= Work to complete =
The answer is a number and nothing else: the count of lines in these entries containing the word "moment".
#### Input records
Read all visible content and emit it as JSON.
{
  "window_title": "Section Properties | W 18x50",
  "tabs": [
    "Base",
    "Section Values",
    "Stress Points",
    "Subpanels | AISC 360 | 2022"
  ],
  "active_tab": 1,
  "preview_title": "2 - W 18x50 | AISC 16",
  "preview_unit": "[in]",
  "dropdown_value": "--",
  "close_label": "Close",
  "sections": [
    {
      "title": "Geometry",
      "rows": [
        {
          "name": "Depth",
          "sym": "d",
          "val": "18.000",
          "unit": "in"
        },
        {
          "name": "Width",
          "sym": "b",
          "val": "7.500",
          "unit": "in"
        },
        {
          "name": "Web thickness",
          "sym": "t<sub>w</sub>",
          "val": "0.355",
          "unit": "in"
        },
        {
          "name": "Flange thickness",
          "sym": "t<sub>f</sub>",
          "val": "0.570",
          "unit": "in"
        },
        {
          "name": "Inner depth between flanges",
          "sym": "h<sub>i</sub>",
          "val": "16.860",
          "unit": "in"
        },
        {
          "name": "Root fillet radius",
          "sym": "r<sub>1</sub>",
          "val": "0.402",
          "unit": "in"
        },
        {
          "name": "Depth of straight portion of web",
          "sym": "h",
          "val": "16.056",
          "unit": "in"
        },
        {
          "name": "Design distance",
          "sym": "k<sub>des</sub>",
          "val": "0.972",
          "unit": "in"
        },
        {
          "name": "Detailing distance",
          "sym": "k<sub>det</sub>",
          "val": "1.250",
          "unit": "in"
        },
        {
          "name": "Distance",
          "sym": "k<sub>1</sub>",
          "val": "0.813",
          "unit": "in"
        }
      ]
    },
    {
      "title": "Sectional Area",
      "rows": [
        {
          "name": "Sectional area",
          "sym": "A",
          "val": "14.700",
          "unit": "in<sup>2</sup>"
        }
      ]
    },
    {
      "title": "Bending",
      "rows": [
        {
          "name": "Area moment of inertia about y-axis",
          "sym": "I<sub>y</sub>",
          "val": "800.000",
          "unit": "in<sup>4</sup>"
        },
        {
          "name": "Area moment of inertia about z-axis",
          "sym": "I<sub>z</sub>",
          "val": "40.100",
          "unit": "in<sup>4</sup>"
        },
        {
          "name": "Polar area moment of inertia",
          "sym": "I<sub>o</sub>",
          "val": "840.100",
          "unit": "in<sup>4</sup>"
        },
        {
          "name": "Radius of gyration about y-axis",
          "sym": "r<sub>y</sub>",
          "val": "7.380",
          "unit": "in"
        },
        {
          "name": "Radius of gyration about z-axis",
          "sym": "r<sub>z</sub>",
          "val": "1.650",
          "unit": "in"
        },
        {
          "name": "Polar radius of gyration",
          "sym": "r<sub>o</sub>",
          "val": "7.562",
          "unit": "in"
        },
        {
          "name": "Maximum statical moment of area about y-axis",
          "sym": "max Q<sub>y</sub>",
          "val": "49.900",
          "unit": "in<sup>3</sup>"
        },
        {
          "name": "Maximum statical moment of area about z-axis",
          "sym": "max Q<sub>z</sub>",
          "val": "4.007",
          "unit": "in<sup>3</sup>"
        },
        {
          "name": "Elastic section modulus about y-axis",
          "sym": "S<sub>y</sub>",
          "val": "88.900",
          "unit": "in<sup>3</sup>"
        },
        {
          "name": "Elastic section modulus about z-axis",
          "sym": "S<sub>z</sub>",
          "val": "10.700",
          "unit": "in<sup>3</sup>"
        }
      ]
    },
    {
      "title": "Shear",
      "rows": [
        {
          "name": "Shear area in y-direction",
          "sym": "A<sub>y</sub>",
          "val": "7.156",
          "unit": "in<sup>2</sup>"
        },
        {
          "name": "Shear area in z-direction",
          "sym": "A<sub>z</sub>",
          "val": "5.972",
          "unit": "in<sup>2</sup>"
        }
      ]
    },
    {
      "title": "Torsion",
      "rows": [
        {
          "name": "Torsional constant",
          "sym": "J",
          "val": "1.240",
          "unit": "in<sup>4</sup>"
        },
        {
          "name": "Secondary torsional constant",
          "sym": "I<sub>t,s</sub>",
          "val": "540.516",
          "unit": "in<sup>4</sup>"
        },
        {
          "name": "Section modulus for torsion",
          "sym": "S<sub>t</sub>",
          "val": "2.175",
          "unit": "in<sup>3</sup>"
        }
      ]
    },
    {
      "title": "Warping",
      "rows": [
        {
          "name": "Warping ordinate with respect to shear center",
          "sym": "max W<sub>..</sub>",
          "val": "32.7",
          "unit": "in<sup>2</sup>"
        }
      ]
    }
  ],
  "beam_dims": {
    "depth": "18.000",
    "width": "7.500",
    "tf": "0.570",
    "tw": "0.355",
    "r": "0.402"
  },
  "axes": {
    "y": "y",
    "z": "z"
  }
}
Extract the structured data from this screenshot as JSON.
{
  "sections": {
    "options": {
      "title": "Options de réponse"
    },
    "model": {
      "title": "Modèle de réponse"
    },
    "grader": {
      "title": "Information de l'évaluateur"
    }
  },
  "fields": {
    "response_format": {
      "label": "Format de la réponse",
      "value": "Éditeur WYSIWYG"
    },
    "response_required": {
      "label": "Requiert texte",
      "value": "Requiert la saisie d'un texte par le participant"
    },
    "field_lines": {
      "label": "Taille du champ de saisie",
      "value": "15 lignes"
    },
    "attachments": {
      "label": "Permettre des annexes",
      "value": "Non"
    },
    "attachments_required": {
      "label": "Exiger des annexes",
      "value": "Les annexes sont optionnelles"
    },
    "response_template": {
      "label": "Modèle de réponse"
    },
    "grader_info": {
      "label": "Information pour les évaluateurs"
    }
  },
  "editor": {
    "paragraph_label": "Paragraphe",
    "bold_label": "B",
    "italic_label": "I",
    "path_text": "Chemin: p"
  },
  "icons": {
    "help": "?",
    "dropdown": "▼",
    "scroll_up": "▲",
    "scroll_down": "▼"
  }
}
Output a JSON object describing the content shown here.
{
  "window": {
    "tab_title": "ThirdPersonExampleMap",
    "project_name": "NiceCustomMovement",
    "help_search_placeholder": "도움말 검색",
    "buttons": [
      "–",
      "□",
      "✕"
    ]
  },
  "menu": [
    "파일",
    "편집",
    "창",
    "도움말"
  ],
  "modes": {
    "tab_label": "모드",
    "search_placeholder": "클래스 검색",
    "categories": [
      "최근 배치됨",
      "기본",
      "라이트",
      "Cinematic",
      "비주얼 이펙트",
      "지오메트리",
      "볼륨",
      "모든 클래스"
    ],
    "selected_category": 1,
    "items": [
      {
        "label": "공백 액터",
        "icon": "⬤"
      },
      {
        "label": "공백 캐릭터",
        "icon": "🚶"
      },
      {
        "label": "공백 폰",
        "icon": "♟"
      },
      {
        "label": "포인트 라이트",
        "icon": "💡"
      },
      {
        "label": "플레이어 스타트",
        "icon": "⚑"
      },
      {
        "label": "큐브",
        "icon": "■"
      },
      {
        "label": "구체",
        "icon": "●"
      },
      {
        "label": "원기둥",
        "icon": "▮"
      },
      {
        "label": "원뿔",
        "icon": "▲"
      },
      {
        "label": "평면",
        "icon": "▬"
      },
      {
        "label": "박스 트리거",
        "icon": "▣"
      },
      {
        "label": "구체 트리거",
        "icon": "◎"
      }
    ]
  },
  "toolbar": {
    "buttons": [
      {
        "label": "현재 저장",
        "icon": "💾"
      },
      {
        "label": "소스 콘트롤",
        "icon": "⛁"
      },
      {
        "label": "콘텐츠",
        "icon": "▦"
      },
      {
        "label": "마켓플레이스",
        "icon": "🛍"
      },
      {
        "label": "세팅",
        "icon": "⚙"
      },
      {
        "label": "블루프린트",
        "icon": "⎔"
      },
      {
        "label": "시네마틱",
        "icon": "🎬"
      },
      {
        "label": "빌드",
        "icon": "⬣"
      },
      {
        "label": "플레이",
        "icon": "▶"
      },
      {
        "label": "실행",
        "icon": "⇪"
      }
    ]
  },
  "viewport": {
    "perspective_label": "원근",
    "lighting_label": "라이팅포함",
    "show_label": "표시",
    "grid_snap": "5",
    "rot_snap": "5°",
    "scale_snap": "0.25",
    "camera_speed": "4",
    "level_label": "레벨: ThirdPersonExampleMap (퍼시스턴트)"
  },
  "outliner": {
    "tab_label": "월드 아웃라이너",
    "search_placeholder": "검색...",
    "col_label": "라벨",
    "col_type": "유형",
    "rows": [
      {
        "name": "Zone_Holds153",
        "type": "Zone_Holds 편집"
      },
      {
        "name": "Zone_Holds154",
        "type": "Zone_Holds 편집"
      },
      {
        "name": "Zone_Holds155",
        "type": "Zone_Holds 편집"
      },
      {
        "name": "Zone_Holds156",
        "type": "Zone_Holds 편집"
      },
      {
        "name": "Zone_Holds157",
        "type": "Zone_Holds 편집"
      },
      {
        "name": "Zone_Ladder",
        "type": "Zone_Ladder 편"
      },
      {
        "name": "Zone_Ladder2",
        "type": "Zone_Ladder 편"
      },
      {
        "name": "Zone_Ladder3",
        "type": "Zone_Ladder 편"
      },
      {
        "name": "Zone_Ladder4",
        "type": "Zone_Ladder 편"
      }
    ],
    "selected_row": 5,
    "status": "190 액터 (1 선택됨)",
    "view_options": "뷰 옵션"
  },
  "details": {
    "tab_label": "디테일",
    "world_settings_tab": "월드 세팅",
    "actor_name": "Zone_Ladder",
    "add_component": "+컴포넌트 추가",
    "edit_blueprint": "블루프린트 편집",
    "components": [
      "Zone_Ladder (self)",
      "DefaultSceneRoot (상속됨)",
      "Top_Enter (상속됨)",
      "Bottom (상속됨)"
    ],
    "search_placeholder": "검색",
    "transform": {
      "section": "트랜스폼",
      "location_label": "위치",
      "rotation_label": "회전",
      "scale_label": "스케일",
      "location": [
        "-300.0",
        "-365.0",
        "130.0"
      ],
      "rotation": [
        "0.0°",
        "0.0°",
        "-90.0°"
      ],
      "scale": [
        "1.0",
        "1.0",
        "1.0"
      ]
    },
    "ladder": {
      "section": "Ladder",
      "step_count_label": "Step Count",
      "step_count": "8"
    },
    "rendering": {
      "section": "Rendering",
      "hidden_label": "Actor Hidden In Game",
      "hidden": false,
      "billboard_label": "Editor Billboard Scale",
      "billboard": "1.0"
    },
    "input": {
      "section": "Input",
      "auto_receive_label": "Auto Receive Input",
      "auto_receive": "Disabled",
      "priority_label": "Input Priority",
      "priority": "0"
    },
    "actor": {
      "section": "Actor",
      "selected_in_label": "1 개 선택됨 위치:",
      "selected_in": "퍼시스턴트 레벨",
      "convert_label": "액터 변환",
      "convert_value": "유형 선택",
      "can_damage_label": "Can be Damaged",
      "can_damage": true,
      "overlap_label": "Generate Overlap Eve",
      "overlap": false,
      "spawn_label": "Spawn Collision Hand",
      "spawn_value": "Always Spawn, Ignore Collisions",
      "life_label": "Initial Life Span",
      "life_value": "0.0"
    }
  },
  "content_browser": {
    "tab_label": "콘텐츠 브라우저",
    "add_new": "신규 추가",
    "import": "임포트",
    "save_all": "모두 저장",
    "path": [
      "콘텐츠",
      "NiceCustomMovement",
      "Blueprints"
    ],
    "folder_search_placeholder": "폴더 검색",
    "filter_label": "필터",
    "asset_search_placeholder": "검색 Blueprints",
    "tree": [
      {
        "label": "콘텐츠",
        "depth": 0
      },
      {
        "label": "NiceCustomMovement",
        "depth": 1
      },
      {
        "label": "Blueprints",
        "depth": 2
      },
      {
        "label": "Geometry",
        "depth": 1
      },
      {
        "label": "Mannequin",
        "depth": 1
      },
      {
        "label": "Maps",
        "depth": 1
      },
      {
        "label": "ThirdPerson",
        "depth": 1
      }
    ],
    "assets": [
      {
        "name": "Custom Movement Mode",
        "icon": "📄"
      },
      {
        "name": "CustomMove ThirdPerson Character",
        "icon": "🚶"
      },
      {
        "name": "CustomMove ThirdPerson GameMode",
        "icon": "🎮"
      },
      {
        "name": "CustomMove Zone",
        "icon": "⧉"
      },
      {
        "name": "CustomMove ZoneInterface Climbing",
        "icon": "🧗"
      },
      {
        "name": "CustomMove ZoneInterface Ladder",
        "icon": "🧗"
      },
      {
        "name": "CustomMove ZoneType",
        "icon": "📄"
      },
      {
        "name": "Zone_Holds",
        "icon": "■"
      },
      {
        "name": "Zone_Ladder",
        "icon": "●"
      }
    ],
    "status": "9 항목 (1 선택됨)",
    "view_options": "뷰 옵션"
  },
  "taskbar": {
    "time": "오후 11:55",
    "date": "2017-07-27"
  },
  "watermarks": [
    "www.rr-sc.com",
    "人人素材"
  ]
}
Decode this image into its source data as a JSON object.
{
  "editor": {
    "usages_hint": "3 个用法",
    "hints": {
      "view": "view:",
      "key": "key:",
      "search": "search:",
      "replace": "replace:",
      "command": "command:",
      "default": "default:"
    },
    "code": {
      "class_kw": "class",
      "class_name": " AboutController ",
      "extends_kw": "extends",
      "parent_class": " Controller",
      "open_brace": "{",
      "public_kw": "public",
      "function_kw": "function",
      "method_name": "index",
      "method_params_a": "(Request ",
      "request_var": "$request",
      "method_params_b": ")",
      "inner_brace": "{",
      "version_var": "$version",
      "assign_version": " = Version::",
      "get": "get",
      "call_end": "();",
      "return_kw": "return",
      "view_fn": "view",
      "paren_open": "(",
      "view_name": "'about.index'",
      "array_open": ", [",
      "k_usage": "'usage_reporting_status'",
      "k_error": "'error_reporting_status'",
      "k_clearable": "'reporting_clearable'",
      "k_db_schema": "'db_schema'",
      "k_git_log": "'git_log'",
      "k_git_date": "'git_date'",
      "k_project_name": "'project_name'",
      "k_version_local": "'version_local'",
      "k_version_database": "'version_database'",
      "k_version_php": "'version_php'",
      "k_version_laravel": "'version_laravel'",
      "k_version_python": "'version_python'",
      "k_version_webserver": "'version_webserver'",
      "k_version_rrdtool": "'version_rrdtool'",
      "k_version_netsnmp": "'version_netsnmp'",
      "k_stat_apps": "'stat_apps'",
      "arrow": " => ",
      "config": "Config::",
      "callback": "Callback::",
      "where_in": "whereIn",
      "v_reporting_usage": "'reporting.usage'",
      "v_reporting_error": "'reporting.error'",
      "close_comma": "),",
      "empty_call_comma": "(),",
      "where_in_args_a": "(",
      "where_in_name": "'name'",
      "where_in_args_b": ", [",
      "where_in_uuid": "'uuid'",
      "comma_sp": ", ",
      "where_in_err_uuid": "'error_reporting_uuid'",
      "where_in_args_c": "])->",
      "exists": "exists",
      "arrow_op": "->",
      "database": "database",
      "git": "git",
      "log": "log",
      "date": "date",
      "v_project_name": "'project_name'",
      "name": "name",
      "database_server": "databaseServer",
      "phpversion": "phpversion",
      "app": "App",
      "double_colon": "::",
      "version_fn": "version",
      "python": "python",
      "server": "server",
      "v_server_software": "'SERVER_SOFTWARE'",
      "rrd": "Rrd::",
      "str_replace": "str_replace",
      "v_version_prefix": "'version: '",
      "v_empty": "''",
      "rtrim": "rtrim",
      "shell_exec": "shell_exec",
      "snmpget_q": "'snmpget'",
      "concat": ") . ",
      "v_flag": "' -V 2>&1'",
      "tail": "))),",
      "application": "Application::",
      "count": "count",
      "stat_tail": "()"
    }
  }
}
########
= Solution to this exercise =
5